> _Problem_:
Strip out all images, then restate the data verbatim.

Element data from apps and pages:

☆ ☆ ☆

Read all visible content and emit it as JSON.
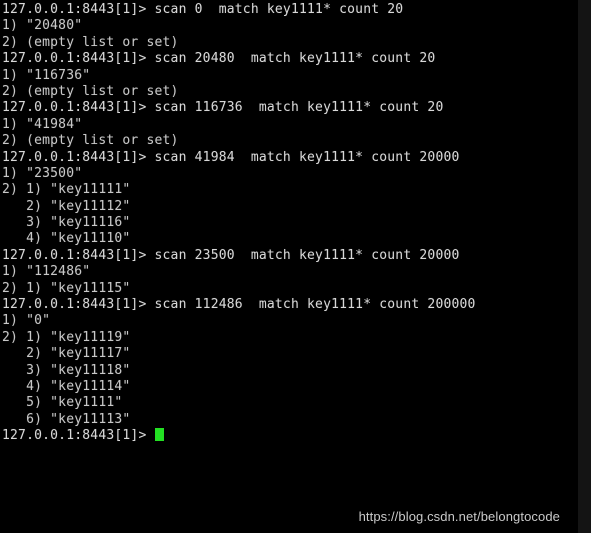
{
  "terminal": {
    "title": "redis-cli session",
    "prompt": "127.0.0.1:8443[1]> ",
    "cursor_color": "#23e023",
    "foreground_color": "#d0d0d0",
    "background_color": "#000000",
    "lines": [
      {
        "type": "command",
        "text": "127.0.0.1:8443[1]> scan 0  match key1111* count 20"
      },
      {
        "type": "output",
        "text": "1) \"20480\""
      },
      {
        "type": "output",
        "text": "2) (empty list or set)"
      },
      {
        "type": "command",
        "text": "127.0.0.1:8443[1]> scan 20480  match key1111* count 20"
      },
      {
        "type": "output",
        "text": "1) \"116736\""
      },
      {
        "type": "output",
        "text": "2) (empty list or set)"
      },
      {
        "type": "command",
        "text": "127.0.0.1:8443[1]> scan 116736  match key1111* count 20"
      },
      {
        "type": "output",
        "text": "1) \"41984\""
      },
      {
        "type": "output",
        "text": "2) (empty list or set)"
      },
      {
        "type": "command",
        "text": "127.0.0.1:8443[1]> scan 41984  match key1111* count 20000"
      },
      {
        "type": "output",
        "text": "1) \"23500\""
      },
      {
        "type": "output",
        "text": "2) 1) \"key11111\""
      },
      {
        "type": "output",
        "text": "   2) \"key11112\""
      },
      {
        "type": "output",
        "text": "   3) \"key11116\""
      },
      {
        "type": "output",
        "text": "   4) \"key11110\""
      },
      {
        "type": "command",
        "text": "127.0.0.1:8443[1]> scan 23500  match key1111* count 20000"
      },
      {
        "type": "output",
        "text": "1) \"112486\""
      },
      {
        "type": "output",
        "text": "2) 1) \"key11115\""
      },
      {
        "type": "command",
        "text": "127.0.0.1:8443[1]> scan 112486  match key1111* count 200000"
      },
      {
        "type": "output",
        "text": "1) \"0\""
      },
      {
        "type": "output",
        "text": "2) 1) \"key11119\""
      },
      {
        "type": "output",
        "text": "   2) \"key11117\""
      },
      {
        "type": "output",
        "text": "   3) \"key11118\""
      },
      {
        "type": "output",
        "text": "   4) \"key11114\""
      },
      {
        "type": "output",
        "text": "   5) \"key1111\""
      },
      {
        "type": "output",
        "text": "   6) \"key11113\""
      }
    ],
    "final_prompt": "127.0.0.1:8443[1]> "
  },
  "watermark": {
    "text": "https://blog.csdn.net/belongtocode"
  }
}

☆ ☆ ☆

> _Solution to the problem_:
Read all visible content and emit it as JSON.
{
  "terminal": {
    "title": "redis-cli session",
    "prompt": "127.0.0.1:8443[1]> ",
    "cursor_color": "#23e023",
    "foreground_color": "#d0d0d0",
    "background_color": "#000000",
    "lines": [
      {
        "type": "command",
        "text": "127.0.0.1:8443[1]> scan 0  match key1111* count 20"
      },
      {
        "type": "output",
        "text": "1) \"20480\""
      },
      {
        "type": "output",
        "text": "2) (empty list or set)"
      },
      {
        "type": "command",
        "text": "127.0.0.1:8443[1]> scan 20480  match key1111* count 20"
      },
      {
        "type": "output",
        "text": "1) \"116736\""
      },
      {
        "type": "output",
        "text": "2) (empty list or set)"
      },
      {
        "type": "command",
        "text": "127.0.0.1:8443[1]> scan 116736  match key1111* count 20"
      },
      {
        "type": "output",
        "text": "1) \"41984\""
      },
      {
        "type": "output",
        "text": "2) (empty list or set)"
      },
      {
        "type": "command",
        "text": "127.0.0.1:8443[1]> scan 41984  match key1111* count 20000"
      },
      {
        "type": "output",
        "text": "1) \"23500\""
      },
      {
        "type": "output",
        "text": "2) 1) \"key11111\""
      },
      {
        "type": "output",
        "text": "   2) \"key11112\""
      },
      {
        "type": "output",
        "text": "   3) \"key11116\""
      },
      {
        "type": "output",
        "text": "   4) \"key11110\""
      },
      {
        "type": "command",
        "text": "127.0.0.1:8443[1]> scan 23500  match key1111* count 20000"
      },
      {
        "type": "output",
        "text": "1) \"112486\""
      },
      {
        "type": "output",
        "text": "2) 1) \"key11115\""
      },
      {
        "type": "command",
        "text": "127.0.0.1:8443[1]> scan 112486  match key1111* count 200000"
      },
      {
        "type": "output",
        "text": "1) \"0\""
      },
      {
        "type": "output",
        "text": "2) 1) \"key11119\""
      },
      {
        "type": "output",
        "text": "   2) \"key11117\""
      },
      {
        "type": "output",
        "text": "   3) \"key11118\""
      },
      {
        "type": "output",
        "text": "   4) \"key11114\""
      },
      {
        "type": "output",
        "text": "   5) \"key1111\""
      },
      {
        "type": "output",
        "text": "   6) \"key11113\""
      }
    ],
    "final_prompt": "127.0.0.1:8443[1]> "
  },
  "watermark": {
    "text": "https://blog.csdn.net/belongtocode"
  }
}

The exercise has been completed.